$$ F(x) = \begin{cases} x^2 & x \le 0 \\ 0 & 0 \le x \le 3 \\ -(x-3)^2 & x>3 \end{cases} $$

My question is does this function have any points of inflection? Double Derivative at $x=0,3$.Thus the necessary condition is satisfied for all points such that $0 \le x \le 3$.

But, i have also read that the third derivative at x is not equal to 0 is also regarded as a sufficient condition, which is fulfilled at $x=0,3$. Thus, which sufficient condition should hold and which points should be regarded as inflection points?


An inflection point occurs at points of the domain at which the function changes concavity. The second derivative at an inflection point may be zero but it also may be undefined. If we look at the second derivative for your function

$$ F''(x) = \begin{cases} 2 & x < 0 \\ 0 & 0 \le x \le 3 \\ -2 & x>3 \end{cases} $$

then $F''(x) > 0$ when $x < 0$ and $F''(x)<0$ when $x>3$. We know that the function $F(x)$ is concave up when $F''(x) > 0$ and concave down when $F''(x) < 0$. Therefore, it is clear that $F(x)$ is concave up on $(-\infty,0)$ and concave down on $(3,\infty)$.

But, what about the interval $[0,3]$? Since $F(x)\equiv 0$ when $0\le x \le 3$, the second derivative is also zero. As $F(x)$ changes concavity at the end points we know that there must be at least one inflection point. Therefore, we must decide whether there is one inflection point or two inflection points.

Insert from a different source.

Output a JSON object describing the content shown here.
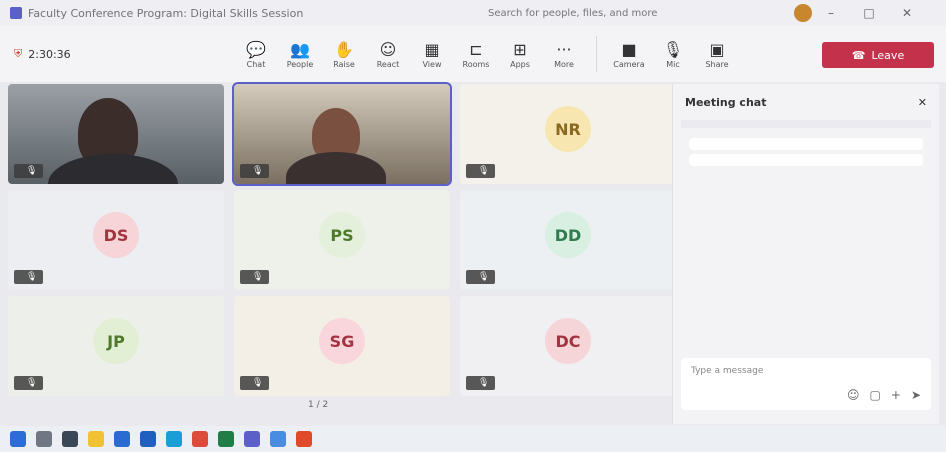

Suppose that we assume that there are two inflection points. Then, we would need to show that the function changes concavity twice - there would be two intervals where it was concave up and one interval where it is concave down. Alternatively, the function could be concave down on two intervals and then concave up on one interval.

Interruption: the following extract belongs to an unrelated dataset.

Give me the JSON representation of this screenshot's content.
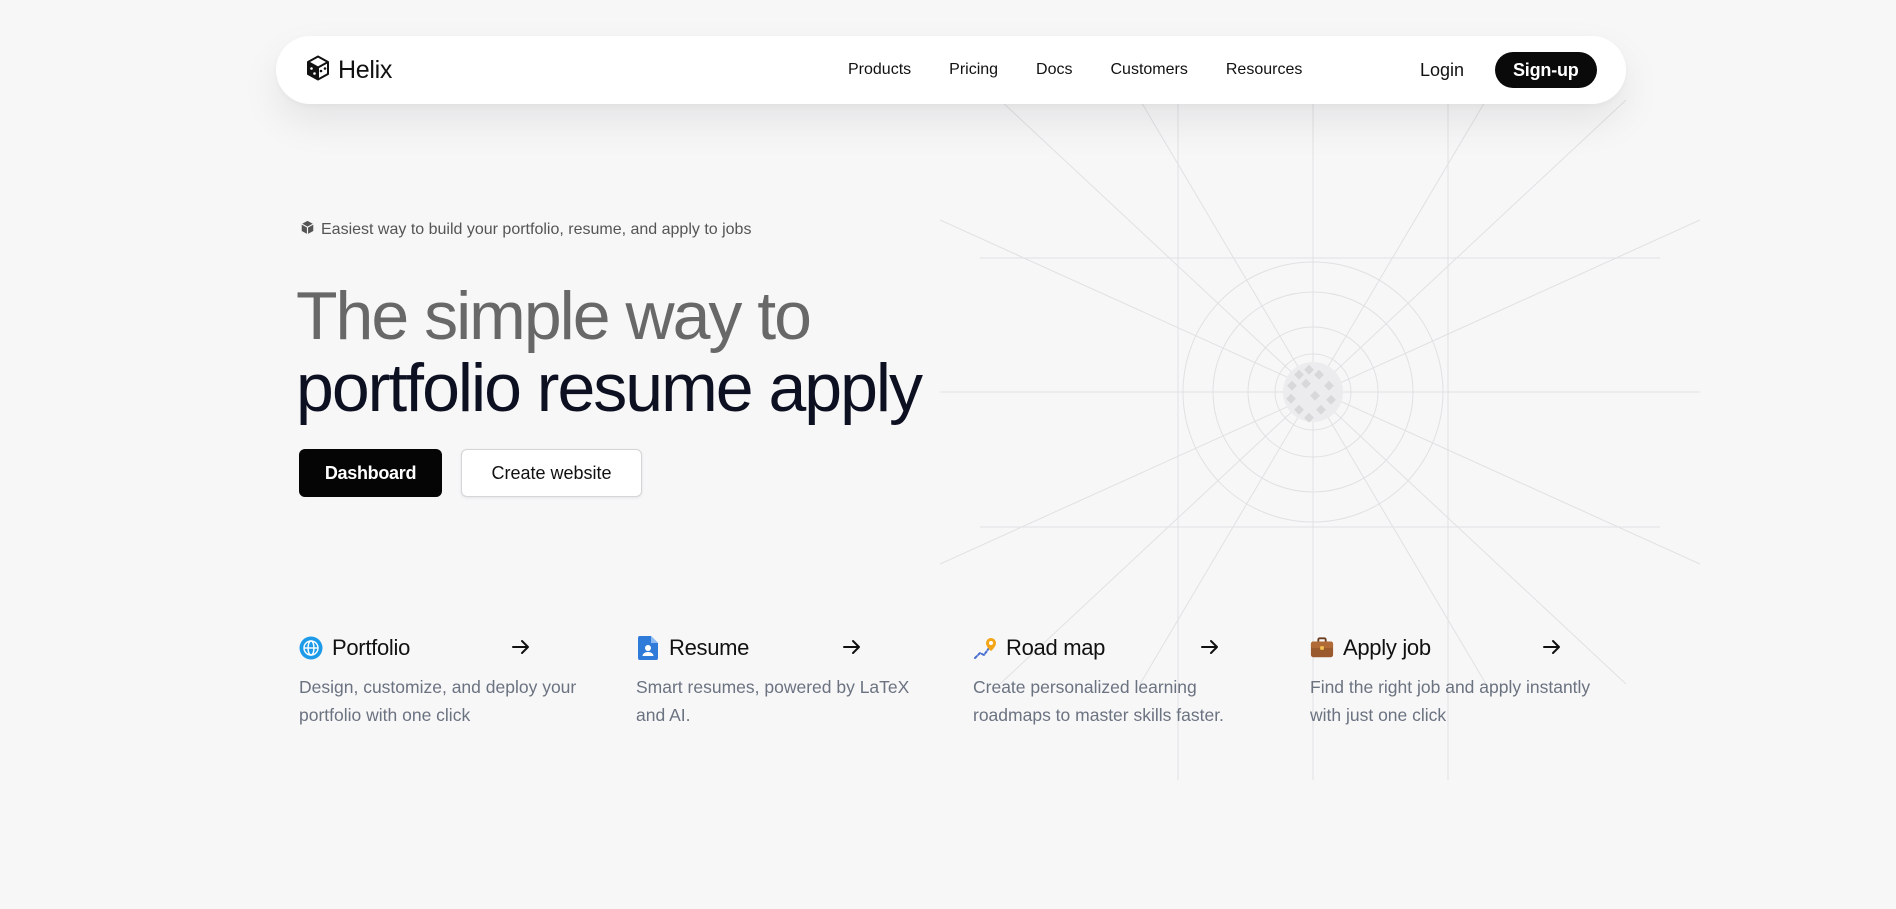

Your function is concave up on one interval and then concave down on another interval. In the interval between these two intervals, the function is neither concave up nor concave down. Hence, your function only changes concavity once.

So, $F(x)$ has one inflection point. If we plot the function on Desmos, then we see that this point of inflection occurs in the middle of the interval $[0,3]$.

enter image description here

Interestingly, the function $f(x)=x^3$ exhibits similar behavior. This function is concave up on $(0,\infty)$ and concave down on $(-\infty,0)$. It has one inflection point at $(0,0)$.

enter image description here

  • $\begingroup$ Yes, also that all straight lines a considered both concave and convex. So if ur talking about the change in concavity, then both 0,3 are inflection points. $\endgroup$ – DARE2ZLATAN Nov 8 at 22:55
  • $\begingroup$ So, what ur saying, does that imply that any function that is concave in some interval and convex in some interval will surely have atleast 1 inflection point? $\endgroup$ – DARE2ZLATAN Nov 9 at 13:38
  • $\begingroup$ Intuitively, yes. The inflection point must occur when the function changes concavity. When this happens, the function would go from a parabola that opens upward to a parabola that opens downward (or vice versa). I have never seen a proof of such a result. Although, I cannot think of a counterexample and therefore believe that this is a theorem. $\endgroup$ – Axion004 Nov 9 at 14:43

Your Answer

By clicking “Post Your Answer”, you agree to our terms of service, privacy policy and cookie policy

Not the answer you're looking for? Browse other questions tagged or ask your own question.